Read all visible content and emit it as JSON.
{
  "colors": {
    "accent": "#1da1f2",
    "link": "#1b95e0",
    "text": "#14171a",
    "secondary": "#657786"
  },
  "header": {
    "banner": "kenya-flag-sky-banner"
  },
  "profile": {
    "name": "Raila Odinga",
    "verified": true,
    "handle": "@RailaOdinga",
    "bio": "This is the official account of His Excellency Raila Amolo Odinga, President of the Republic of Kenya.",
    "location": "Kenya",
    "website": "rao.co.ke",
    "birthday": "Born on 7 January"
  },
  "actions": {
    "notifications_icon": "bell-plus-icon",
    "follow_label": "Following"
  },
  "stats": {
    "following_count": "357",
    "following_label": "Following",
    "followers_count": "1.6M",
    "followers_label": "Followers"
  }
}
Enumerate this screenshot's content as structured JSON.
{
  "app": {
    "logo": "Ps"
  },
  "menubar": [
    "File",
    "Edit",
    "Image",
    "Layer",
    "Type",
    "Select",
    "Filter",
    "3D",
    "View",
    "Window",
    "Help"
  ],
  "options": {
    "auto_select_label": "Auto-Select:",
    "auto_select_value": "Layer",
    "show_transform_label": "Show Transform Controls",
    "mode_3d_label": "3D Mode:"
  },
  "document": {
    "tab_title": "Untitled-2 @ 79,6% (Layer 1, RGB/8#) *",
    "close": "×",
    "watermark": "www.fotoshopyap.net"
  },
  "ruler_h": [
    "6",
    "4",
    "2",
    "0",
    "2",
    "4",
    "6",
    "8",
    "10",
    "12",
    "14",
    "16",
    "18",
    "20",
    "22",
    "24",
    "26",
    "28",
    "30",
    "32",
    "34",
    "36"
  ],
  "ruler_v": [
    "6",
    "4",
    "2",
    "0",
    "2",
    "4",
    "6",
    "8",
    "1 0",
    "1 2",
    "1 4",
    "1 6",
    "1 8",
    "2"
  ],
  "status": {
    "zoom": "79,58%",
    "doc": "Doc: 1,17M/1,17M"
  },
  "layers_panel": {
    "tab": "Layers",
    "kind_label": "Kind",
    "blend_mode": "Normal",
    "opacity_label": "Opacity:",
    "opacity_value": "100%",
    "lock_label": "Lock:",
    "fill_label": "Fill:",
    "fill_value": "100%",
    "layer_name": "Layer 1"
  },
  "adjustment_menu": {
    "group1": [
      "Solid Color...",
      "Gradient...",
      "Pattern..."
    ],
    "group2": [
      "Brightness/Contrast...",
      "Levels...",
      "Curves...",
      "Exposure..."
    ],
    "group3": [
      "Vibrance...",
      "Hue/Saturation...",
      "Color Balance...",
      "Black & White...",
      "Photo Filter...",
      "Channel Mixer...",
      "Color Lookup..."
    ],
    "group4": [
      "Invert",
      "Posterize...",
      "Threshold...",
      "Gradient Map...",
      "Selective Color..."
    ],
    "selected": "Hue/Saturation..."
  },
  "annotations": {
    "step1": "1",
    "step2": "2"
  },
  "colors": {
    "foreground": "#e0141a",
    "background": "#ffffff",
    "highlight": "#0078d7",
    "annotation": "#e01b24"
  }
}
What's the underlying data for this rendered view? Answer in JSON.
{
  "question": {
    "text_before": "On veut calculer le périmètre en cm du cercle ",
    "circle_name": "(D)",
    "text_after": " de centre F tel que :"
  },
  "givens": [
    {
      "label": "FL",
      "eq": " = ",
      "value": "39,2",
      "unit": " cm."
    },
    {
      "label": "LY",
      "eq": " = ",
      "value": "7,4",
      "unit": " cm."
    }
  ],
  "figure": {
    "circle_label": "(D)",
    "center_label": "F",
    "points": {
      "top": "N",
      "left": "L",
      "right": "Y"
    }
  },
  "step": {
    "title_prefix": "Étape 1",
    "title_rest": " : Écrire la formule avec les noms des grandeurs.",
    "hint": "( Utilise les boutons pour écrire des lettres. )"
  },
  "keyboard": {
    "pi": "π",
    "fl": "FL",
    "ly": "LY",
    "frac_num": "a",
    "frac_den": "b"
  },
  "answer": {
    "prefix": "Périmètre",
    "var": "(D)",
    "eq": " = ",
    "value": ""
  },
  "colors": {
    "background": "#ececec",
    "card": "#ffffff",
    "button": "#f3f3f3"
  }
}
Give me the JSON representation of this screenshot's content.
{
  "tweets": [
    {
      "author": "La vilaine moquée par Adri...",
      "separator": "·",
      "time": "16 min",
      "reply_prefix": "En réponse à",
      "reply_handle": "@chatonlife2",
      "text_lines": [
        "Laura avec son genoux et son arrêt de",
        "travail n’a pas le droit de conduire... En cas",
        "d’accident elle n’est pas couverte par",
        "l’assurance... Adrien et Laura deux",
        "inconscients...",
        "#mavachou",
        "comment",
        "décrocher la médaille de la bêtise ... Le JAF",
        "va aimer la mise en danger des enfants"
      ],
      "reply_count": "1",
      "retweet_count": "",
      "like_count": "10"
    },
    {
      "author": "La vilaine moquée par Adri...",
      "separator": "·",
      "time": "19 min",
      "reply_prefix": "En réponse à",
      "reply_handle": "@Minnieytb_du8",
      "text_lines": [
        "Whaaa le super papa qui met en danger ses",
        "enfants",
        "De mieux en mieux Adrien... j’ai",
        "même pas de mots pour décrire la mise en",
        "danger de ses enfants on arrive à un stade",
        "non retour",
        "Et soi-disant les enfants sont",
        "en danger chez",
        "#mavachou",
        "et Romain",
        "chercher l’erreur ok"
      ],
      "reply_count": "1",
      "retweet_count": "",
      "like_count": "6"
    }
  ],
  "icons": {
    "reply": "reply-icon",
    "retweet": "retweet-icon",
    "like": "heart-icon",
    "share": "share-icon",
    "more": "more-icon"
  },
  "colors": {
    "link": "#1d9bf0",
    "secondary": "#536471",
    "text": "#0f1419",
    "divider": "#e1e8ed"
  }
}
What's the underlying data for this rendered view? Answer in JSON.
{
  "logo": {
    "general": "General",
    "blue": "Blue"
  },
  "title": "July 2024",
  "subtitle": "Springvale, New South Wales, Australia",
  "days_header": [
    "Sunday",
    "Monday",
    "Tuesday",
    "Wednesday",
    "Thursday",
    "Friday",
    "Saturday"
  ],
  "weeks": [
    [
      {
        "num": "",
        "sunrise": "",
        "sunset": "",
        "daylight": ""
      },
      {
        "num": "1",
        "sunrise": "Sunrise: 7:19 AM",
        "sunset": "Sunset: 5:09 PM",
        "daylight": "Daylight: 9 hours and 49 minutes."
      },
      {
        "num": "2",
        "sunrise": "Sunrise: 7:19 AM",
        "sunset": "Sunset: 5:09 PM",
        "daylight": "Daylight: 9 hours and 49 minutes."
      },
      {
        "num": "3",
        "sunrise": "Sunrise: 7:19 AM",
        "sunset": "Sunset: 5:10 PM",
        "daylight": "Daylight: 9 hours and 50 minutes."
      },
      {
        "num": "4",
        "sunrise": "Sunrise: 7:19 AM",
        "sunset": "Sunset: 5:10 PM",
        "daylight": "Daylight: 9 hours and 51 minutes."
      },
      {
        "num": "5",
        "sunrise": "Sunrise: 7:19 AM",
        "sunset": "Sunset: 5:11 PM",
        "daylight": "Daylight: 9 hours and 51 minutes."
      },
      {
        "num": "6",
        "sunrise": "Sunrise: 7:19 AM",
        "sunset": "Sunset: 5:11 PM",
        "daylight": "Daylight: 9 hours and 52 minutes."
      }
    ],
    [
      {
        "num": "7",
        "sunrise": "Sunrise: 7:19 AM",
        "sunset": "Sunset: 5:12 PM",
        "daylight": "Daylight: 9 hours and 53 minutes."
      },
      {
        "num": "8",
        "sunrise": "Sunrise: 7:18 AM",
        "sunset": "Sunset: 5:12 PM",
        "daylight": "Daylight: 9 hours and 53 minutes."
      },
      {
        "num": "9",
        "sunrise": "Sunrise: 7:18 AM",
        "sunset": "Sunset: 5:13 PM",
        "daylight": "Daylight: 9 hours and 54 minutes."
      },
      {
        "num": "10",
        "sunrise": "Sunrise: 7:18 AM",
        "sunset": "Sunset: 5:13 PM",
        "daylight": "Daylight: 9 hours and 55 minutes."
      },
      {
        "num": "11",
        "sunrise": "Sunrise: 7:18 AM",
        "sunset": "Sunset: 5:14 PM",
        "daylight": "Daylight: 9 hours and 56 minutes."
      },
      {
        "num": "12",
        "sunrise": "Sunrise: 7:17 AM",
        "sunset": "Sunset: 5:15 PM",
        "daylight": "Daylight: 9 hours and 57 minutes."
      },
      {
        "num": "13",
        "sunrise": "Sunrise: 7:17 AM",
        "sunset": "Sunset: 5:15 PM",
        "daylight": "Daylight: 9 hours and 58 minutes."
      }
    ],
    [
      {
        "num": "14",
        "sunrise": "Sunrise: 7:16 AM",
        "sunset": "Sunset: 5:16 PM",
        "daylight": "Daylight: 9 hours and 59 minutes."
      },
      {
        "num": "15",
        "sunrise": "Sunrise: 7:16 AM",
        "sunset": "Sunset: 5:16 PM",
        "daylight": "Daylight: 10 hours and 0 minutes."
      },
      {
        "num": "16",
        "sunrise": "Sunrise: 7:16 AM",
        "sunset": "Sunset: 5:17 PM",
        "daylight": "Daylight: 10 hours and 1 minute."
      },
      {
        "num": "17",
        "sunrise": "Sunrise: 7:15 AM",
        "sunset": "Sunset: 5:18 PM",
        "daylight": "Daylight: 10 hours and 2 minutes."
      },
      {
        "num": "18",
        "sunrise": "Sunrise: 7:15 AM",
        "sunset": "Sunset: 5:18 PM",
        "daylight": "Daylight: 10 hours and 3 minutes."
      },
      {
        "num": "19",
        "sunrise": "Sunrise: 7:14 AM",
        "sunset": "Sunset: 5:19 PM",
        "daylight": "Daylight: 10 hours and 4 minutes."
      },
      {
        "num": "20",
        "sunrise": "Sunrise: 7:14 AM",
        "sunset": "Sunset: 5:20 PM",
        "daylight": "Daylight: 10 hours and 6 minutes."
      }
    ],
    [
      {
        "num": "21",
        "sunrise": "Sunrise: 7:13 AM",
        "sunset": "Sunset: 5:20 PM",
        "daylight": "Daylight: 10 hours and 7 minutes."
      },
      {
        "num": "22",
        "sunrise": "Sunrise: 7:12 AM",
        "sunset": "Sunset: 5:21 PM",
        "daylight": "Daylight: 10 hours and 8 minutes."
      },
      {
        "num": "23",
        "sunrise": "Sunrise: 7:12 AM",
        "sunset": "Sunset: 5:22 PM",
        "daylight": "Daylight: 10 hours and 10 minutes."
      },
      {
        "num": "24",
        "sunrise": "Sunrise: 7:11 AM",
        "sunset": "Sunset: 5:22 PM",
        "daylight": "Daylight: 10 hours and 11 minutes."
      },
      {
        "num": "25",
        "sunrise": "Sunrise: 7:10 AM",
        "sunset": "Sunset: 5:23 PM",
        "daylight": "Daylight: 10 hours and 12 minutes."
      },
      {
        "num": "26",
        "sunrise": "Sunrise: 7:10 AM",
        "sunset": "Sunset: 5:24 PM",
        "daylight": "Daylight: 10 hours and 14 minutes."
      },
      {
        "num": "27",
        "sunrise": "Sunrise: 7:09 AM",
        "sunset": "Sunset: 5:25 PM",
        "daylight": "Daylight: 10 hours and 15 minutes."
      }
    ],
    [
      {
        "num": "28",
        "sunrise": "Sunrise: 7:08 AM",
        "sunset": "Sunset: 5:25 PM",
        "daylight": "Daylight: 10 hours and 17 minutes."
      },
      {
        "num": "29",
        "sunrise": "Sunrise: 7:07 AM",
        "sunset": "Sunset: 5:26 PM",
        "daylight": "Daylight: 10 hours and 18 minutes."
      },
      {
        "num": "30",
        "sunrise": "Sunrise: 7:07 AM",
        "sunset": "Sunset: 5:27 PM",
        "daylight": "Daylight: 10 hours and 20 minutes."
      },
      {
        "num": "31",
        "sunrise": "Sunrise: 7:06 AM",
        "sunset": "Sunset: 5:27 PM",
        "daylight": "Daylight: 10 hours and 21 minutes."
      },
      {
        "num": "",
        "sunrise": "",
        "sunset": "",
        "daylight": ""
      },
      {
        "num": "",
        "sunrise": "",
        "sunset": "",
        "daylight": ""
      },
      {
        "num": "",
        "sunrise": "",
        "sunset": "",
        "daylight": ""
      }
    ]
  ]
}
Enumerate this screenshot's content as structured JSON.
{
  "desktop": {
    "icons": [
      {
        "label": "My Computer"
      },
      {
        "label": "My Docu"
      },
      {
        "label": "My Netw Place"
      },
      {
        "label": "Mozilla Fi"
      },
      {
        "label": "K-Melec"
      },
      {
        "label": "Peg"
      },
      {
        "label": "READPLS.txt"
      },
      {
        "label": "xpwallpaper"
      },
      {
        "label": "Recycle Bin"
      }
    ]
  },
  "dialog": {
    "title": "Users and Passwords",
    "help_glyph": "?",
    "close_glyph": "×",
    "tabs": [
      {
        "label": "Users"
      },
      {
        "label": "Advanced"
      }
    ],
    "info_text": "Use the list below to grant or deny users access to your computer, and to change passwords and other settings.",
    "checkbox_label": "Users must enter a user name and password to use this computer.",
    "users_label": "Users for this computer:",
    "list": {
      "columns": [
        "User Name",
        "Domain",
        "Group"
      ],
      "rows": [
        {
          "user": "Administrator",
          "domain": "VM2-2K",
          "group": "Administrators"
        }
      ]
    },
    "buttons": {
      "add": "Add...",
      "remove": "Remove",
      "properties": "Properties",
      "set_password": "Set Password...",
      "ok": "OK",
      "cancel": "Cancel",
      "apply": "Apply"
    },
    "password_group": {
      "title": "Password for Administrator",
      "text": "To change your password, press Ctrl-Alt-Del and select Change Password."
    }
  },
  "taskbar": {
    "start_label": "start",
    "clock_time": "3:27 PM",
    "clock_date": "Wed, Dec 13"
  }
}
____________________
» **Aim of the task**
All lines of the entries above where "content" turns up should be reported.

» **Answer box**
Read all visible content and emit it as JSON.
Enumerate this screenshot's content as structured JSON.
Give me the JSON representation of this screenshot's content.
Enumerate this screenshot's content as structured JSON.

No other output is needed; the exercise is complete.